It is why Canada has pledged more than
$220-million in loan and loan guarantees which, once the appropriate conditions
have been met to ensure that the funds are being used for their intended
purposes, will help Ukraine to stabilize its economy and promote economic and
social development. It is why we are providing training for the Ukrainian
military, as well as Canadian military personnel and equipment to NATO’s
reassurance package in eastern and central Europe.
It is also why, last spring, G7 leaders
decided to suspend preparations for the 2014 G8 Summit scheduled to take place
in Sochi and convened instead as the G7 in Brussels. Through its actions,

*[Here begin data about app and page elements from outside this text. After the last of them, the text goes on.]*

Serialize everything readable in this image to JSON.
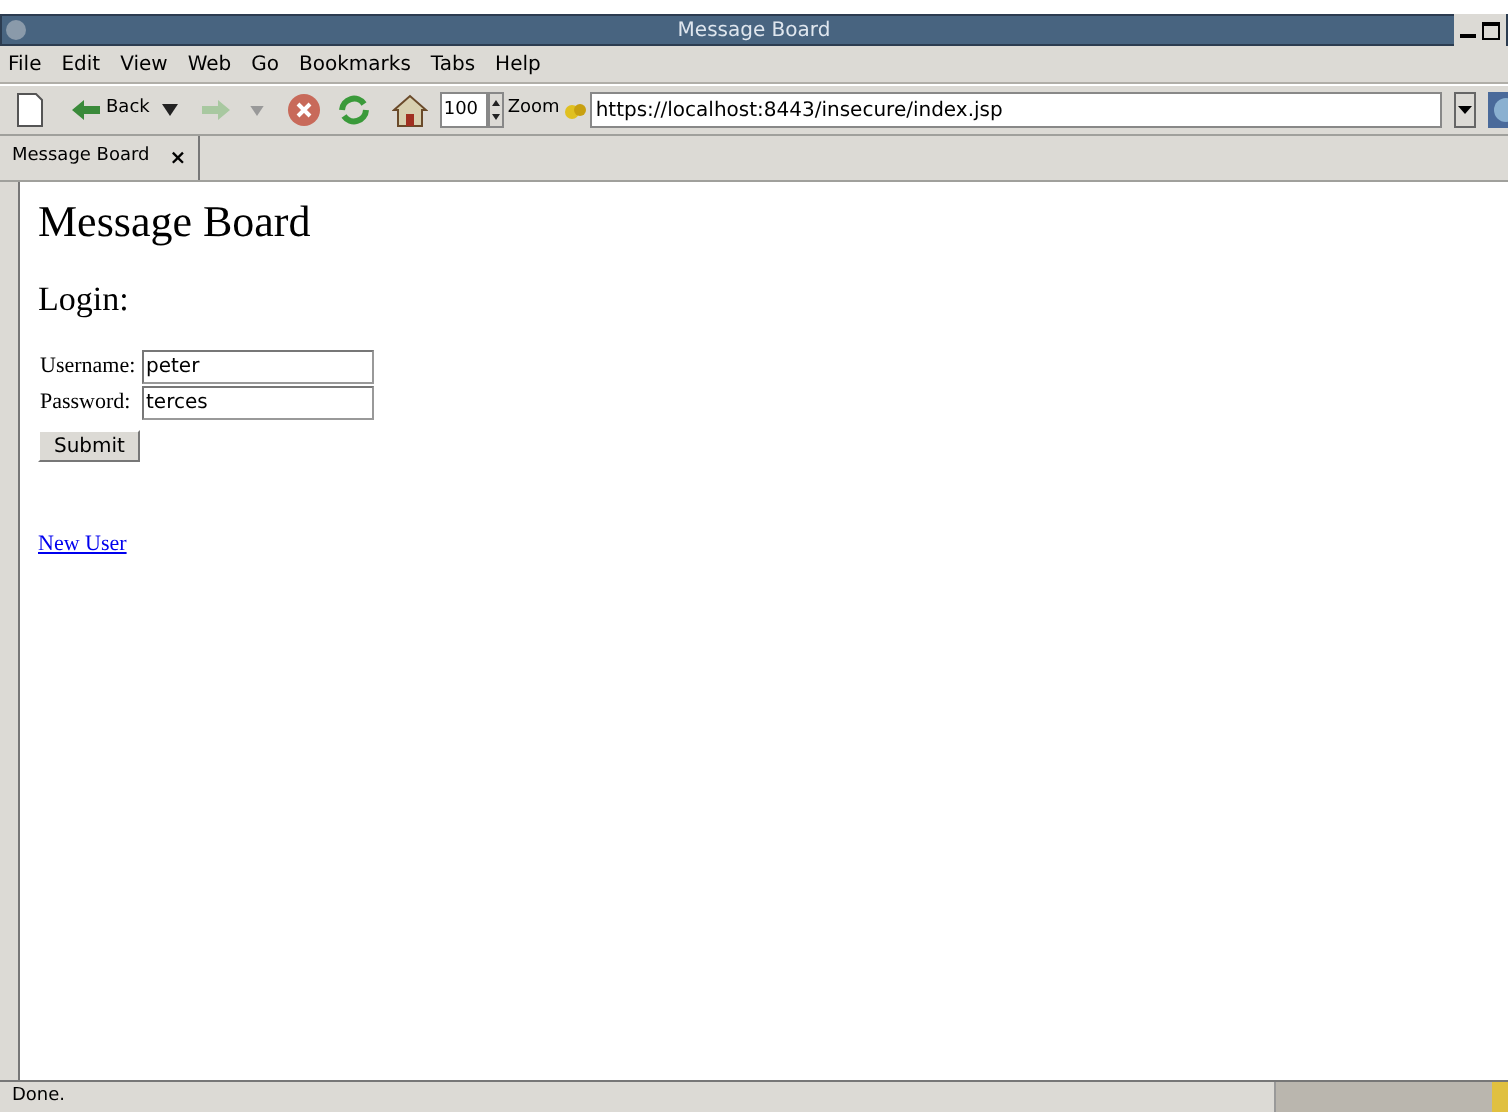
{
  "window": {
    "title": "Message Board"
  },
  "menu": [
    "File",
    "Edit",
    "View",
    "Web",
    "Go",
    "Bookmarks",
    "Tabs",
    "Help"
  ],
  "toolbar": {
    "back_label": "Back",
    "zoom_value": "100",
    "zoom_label": "Zoom",
    "url": "https://localhost:8443/insecure/index.jsp"
  },
  "tabs": [
    {
      "label": "Message Board",
      "close": "×",
      "selected": true
    }
  ],
  "page": {
    "heading": "Message Board",
    "subheading": "Login:",
    "fields": [
      {
        "label": "Username:",
        "value": "peter"
      },
      {
        "label": "Password:",
        "value": "terces"
      }
    ],
    "submit": "Submit",
    "link": "New User"
  },
  "status_bar": {
    "text": "Done."
  }
}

Russia under President Vladimir Putin has demonstrated that it does not share
the values of this community of nations, dedicated as we are to democracy,

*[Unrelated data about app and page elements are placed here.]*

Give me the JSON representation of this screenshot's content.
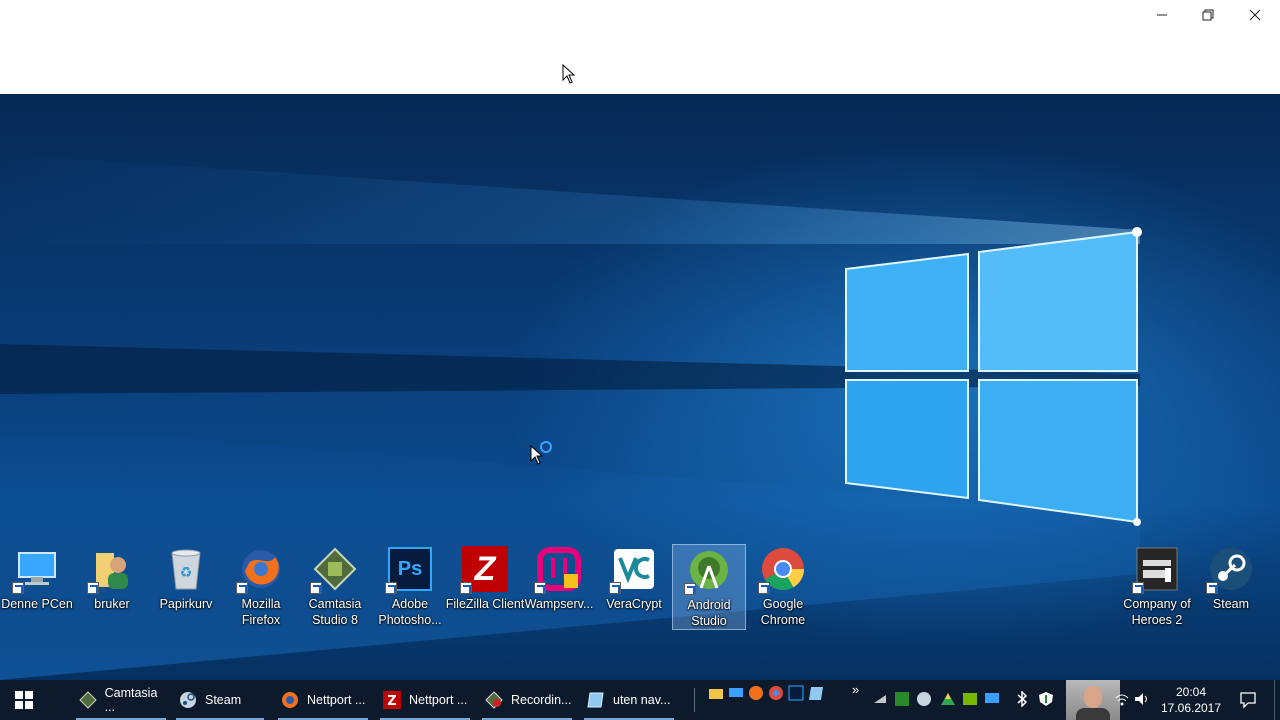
{
  "window": {
    "minimize_icon": "minimize-icon",
    "restore_icon": "restore-icon",
    "close_icon": "close-icon"
  },
  "desktop": {
    "icons": [
      {
        "label_lines": [
          "Denne PCen"
        ],
        "icon": "computer-icon"
      },
      {
        "label_lines": [
          "bruker"
        ],
        "icon": "user-folder-icon"
      },
      {
        "label_lines": [
          "Papirkurv"
        ],
        "icon": "recycle-bin-icon"
      },
      {
        "label_lines": [
          "Mozilla",
          "Firefox"
        ],
        "icon": "firefox-icon"
      },
      {
        "label_lines": [
          "Camtasia",
          "Studio 8"
        ],
        "icon": "camtasia-icon"
      },
      {
        "label_lines": [
          "Adobe",
          "Photosho..."
        ],
        "icon": "photoshop-icon",
        "glyph": "Ps"
      },
      {
        "label_lines": [
          "FileZilla Client"
        ],
        "icon": "filezilla-icon",
        "glyph": "Z"
      },
      {
        "label_lines": [
          "Wampserv..."
        ],
        "icon": "wampserver-icon"
      },
      {
        "label_lines": [
          "VeraCrypt"
        ],
        "icon": "veracrypt-icon"
      },
      {
        "label_lines": [
          "Android",
          "Studio"
        ],
        "icon": "android-studio-icon",
        "selected": true
      },
      {
        "label_lines": [
          "Google",
          "Chrome"
        ],
        "icon": "chrome-icon"
      },
      {
        "label_lines": [
          "Company of",
          "Heroes 2"
        ],
        "icon": "company-of-heroes-icon"
      },
      {
        "label_lines": [
          "Steam"
        ],
        "icon": "steam-icon"
      }
    ]
  },
  "taskbar": {
    "start_icon": "windows-start-icon",
    "items": [
      {
        "label": "Camtasia ...",
        "icon": "camtasia-icon"
      },
      {
        "label": "Steam",
        "icon": "steam-icon"
      },
      {
        "label": "Nettport ...",
        "icon": "firefox-icon"
      },
      {
        "label": "Nettport ...",
        "icon": "filezilla-icon"
      },
      {
        "label": "Recordin...",
        "icon": "recording-icon"
      },
      {
        "label": "uten nav...",
        "icon": "notepad-icon"
      }
    ],
    "overflow_glyph": "»",
    "clock": {
      "time": "20:04",
      "date": "17.06.2017"
    },
    "notification_icon": "action-center-icon"
  },
  "colors": {
    "taskbar_bg": "#0d1a2b",
    "taskbar_underline": "#7aa7d6",
    "desktop_accent": "#1e9ef2"
  }
}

international security, and the rule of law. Given this, it is difficult to
foresee any circumstance under which Mr. Putin’s Russia could be readmitted to
the family of G7 nations.
Along with the sanctions imposed by our
American and European allies, the measures undertaken by the international
community are having an impact on the Russian economy. Investments are dropping
and capital is leaving the country.
The steps Canada has taken have not
been made without careful consideration of their potential impact on Canadian
business interests abroad and at home. Like our allies, we will put our
national interests first, but we will not allow business interests alone to
dictate our foreign policy. With Mr. Putin’s Russia increasingly autocratic at
home and dangerously aggressive abroad, now is not the time to ease the
diplomatic and economic pressure on the regime. Sustained, strong and
co-ordinated action among like-minded countries is the best way to ensure that
our actions have the maximum impact on the Putin regime.
Mr. Putin claims to abide by notions of
stability, the rule of law and the peaceful settlement of international
disputes, and yet we have seen reports this week of more Russian troops being
moved to the border with Ukraine, while weapons and other supplies continue to
flow freely over the border with his approval. It is time Mr. Putin matched his
words with actions. He must reverse his course in Ukraine. He must withdraw his
troops from the Ukrainian border, stop the flow of weapons and militants into
Ukraine, and use his influence to persuade the militants, currently operating
with the support of his regime, to lay down their weapons and cease the violence.
He must also work to ensure that those investigating the shooting down of MH17
are not impeded in any way in their efforts to uncover the truth behind the
deliberate or reckless targeting of innocent civilians.
The choice is Mr. Putin’s. He can take
these actions to recommit Russia to peace, democracy, and the rule of law or he
can persist with the politics of intimidation and aggression, in which case
Canada – and its allies – must take further, more punitive steps to isolate
Russia from the rest of the world’s democratic states. The values and
principles we cherish as Canadians, and for which so many generations have
fought and died, demand it.